    align-items: center;
    height: 100%;
    position: absolute; top: 0;

I use a flexbox here along with the align-items directive (which aligns things perpendicular to the main axis of the flexbox) to vertically align the text inside the <a> elements. To make the <a> elements the right height, I use the fact that position: abolute is relative to any ancestor elements that are also positioned with a height: 100% (100% of the containing element's height) to make them the right height.

This post was mostly just to quickly show off the some of the techniques I've used here and this gallery script. It does have the flaw that if used in a long page it causes the user's browser to jump and put the top of the gallery at the top of the page (which wouldn't be an issue if I used Javascript), but that's an acceptable issue given the constraints of the challenge.

If anyone found this interesting, I'd be happy to talk more in depth about CSS in a future post (though CSS Tricks does this very well already).
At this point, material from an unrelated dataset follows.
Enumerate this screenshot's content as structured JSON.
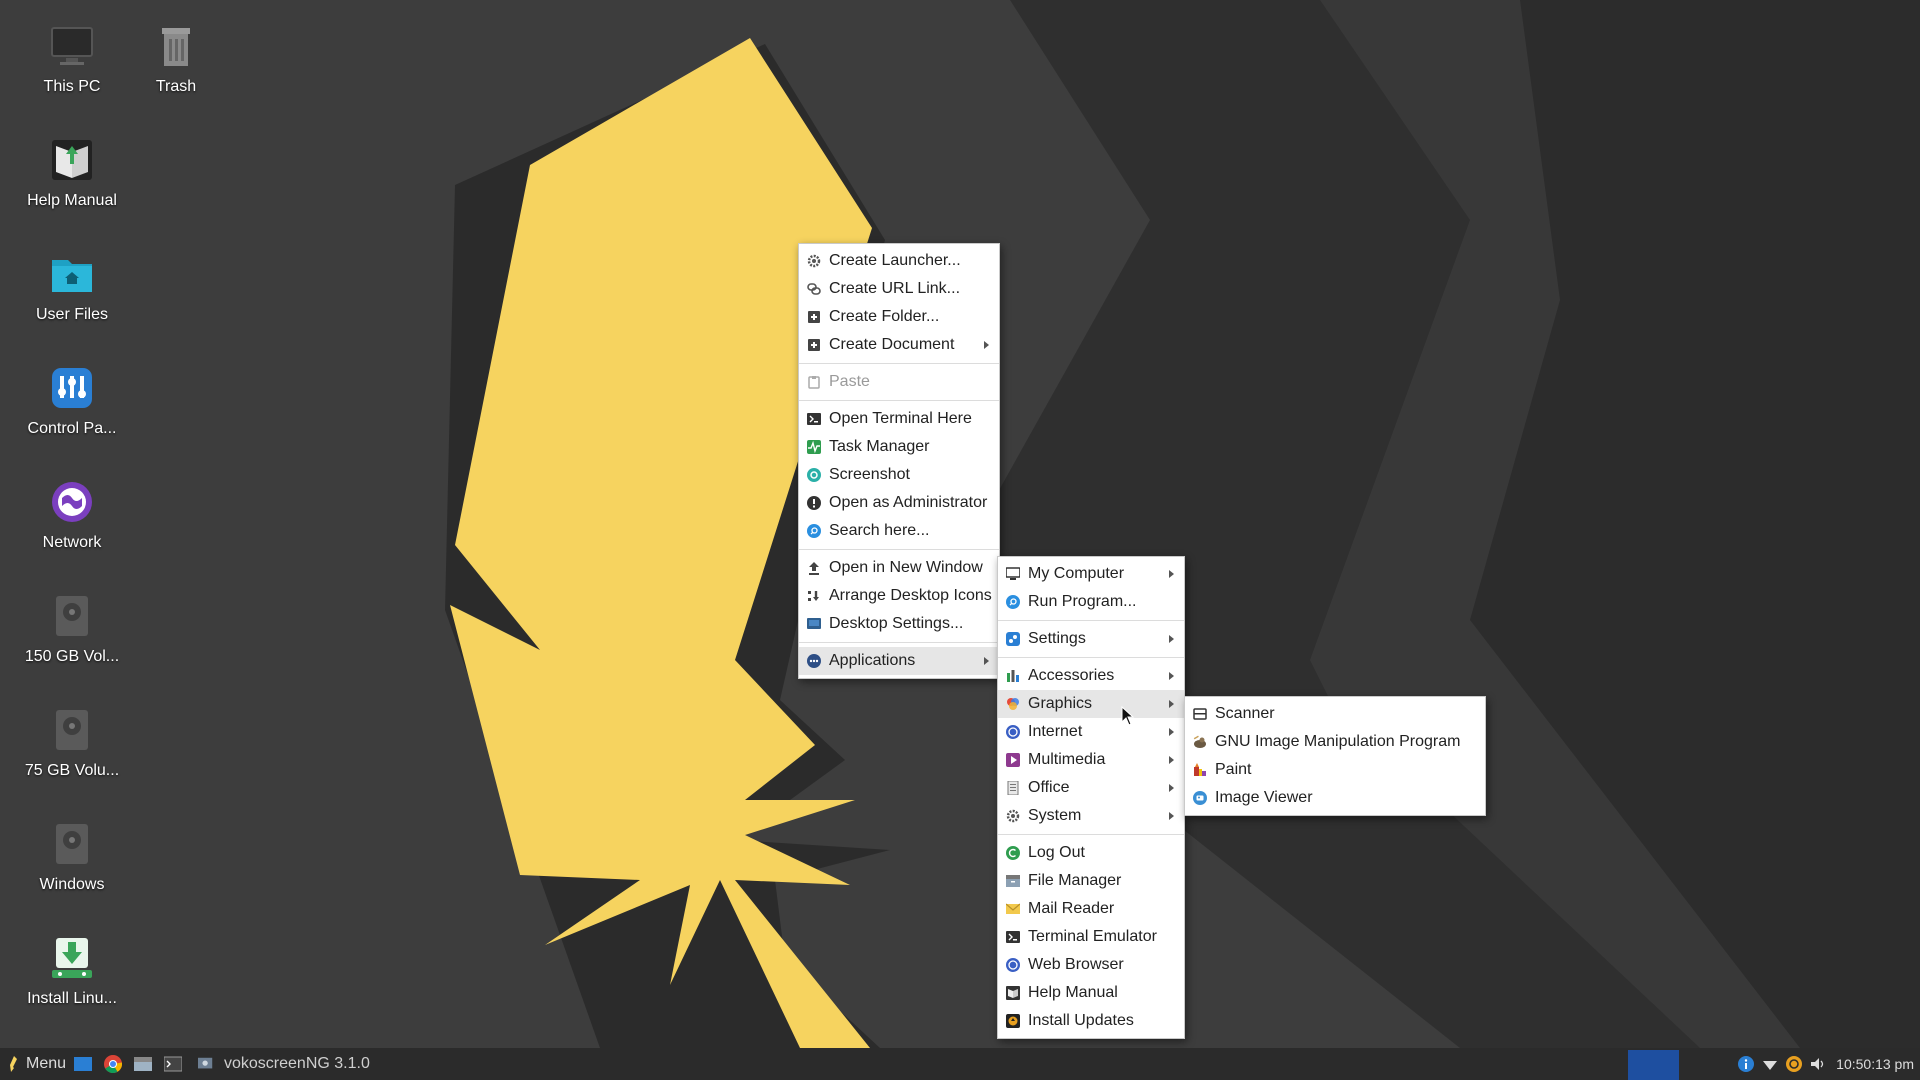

Tag Cloud

3d 3d printing account algorithms android announcement architecture archives arduino artificial intelligence artix assembly async audio automation backups bash batch blog bookmarklet booting bug hunting c sharp c++ challenge chrome os cluster code codepen coding conundrums coding conundrums evolved command line compilers compiling compression containerisation css dailyprogrammer data analysis debugging demystification distributed computing docker documentation downtime electronics email embedded systems encryption es6 features ethics event experiment external first impressions freeside future game github github gist gitlab graphics hardware hardware meetup holiday holidays html html5 html5 canvas infrastructure interfaces internet interoperability io.js jabber jam javascript js bin labs learning library linux lora low level lua maintenance manjaro minetest network networking nibriboard node.js operating systems own your code pepperminty wiki performance phd photos php pixelbot portable privacy problem solving programming problems project projects prolog protocol protocols pseudo 3d python reddit redis reference release releases rendering resource review rust searching secrets security series list server software sorting source code control statistics storage svg talks technical terminal textures thoughts three thing game three.js tool tutorial tutorials twitter ubuntu university update updates upgrade version control virtual reality virtualisation visual web website windows windows 10 xmpp xslt


Art by Mythdael